I believe in accepting and loving everyone, even those we disagree with- I'm not sure yet whether I agree with "loving your enemies", because I'm not even really sure what that means. But I am pretty sure we ought not make enemies with anyone if we can help it. Those that differ from us are still human, and worthy of human dignity and love. I like the way C.S. Lewis puts it- "But whenever we do good to another self, just because it is a self, made (like us) by God, and desiring its own happiness as we desire ours, we shall have learned to love it a little more or, at least, to dislike it less." Once you see another human as a moral agent just trying to maximize his own happiness, you begin to forgive that which would previously be unforgivable.

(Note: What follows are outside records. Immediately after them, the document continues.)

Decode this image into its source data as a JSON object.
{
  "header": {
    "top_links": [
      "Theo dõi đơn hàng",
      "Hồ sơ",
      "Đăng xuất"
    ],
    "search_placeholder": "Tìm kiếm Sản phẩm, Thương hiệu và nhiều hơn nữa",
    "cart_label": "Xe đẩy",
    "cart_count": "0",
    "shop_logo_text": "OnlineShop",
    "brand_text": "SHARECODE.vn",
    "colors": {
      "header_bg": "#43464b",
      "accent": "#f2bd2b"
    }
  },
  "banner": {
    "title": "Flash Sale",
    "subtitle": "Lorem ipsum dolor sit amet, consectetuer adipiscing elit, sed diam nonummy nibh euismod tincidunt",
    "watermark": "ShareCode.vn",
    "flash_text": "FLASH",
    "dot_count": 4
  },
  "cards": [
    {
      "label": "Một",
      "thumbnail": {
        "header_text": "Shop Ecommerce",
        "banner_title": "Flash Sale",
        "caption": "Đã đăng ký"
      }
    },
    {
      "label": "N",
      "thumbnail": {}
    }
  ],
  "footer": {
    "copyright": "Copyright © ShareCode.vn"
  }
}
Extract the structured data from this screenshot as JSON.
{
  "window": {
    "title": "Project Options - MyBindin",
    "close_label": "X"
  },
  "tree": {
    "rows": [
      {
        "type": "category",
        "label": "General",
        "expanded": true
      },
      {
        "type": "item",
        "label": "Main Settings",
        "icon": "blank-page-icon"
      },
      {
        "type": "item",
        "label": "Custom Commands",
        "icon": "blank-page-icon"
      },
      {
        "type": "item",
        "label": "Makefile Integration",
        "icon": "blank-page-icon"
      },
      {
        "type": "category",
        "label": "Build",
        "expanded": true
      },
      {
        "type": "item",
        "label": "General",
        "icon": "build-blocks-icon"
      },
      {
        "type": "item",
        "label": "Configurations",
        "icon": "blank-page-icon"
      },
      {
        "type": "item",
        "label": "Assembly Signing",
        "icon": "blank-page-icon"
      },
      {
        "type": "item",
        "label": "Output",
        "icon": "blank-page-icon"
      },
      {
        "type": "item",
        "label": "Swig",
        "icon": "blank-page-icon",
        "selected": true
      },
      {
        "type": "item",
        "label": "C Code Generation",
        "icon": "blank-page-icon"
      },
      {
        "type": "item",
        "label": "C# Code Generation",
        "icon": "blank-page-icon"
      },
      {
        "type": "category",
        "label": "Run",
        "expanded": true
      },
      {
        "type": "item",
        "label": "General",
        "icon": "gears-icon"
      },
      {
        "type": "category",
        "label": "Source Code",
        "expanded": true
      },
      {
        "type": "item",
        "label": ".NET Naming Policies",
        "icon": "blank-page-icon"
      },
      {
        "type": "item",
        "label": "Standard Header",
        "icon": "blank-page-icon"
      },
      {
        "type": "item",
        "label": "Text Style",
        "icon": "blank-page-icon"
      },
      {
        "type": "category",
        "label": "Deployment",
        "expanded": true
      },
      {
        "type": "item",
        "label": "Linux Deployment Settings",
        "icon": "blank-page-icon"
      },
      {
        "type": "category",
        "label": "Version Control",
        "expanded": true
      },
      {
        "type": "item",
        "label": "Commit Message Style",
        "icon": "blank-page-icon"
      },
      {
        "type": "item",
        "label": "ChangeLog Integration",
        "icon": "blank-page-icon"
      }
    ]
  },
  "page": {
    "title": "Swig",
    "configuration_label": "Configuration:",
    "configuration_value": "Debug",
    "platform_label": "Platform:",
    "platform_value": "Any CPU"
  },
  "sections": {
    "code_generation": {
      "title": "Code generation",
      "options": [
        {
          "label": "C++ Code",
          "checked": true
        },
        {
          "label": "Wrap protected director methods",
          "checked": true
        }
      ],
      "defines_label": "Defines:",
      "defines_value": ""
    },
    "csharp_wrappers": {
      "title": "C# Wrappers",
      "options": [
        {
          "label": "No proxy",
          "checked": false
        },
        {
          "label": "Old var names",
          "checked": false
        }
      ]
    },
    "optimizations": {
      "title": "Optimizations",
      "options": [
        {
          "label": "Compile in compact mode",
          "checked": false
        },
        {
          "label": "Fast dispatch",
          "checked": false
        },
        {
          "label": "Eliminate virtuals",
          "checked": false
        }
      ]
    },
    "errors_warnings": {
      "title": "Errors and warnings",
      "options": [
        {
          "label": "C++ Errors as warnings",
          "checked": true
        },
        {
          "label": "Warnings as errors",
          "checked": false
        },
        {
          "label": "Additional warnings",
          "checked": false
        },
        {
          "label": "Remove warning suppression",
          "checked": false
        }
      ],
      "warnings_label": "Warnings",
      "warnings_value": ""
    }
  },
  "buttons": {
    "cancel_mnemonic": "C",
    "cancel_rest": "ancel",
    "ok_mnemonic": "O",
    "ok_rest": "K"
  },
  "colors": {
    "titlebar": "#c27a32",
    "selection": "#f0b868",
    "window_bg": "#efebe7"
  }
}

I believe in justice- Wrongdoers should be punished. This is not diametrically opposed to the "loving and accepting everyone" point. Justice is devoid of emotion. It is a recognition that actions have consequences, and that to encourage correct behavior we need to discourage incorrect behavior. "Men are not hanged for stealing horses, but that horses may not be stolen". But justice is more than this. I think, even if incentivizing people to not do bad things didn't work, I would still believe that wrongdoing should be punished.
I do not believe in faith- Here's the problem with faith: if we believe something on any strength other than the evidence, then we lose the grounding of our belief in reality. There are several definitions of faith, but I think they basically fall into two categories- blind faith and contingent faith. Contingent faith is not really "faith" at all- it's weak bayesian belief. I have "faith" in those I trust, because the evidence says they are trustworthy. If they continually fail at that standard, I will lose my faith in them. I cannot justify believing in any other conception of faith. (This is a topic that deserves a more considered discussion. I'll be writing a post on Faith soon)
I do not think humans are basically good. I do not think humans are basically bad. I think humans are basically free- it seems to me that we all have a great capacity for both. It is equally hard to be all-good as it is to be all-bad. It seems to be a common claim in religion that humans are all bad, and anything good we do is God, and anything bad we do is us. I think humans, with or without God, are capable of choosing to do the right thing.
I do not believe in the authority of tradition- Tradition is useful because smart people have been thinking hard for thousands of years about the same problems we encounter today. But tradition cannot be authoritative- those who created tradition were no different, no better or worse, than we are today. If anything, they had fewer resources, had been exposed to fewer diverse belief systems, and had less scientific and historical knowledge of the world than we do. Moreover, adhering to tradition for the sake of tradition almost inherently slows down or outright prevents progress. I cannot and will not cede the authority to determine my beliefs to anyone other than myself. I am ultimately responsible for both my beliefs and my actions, so I need to take responsibility for verifying my beliefs against reality. There is obviously something more to be said if God has revealed something to specific people- those who had direct interaction with God do have a great deal more authority. But the standard of proof for me to believe this is astronomically high. I will cover my full view of tradition in a later post.
I don't believe any human is infallible- I cannot accept any claims of infallibility for living humans, because infallibility removes my right to question, criticize, and argue- those are some of our fundamental rights (and indeed, obligations) as humans. I'm suspicious of any religion that elevates its leader to "unquestionable" status for the same reason I'm suspicious of any country that has a president but no elections. (note that this doesn't disqualify Christianity, because Jesus was not really human in the sense that all the rest of us are- he was "all God and all Man". Whatever that means, its something fundamentally different than us)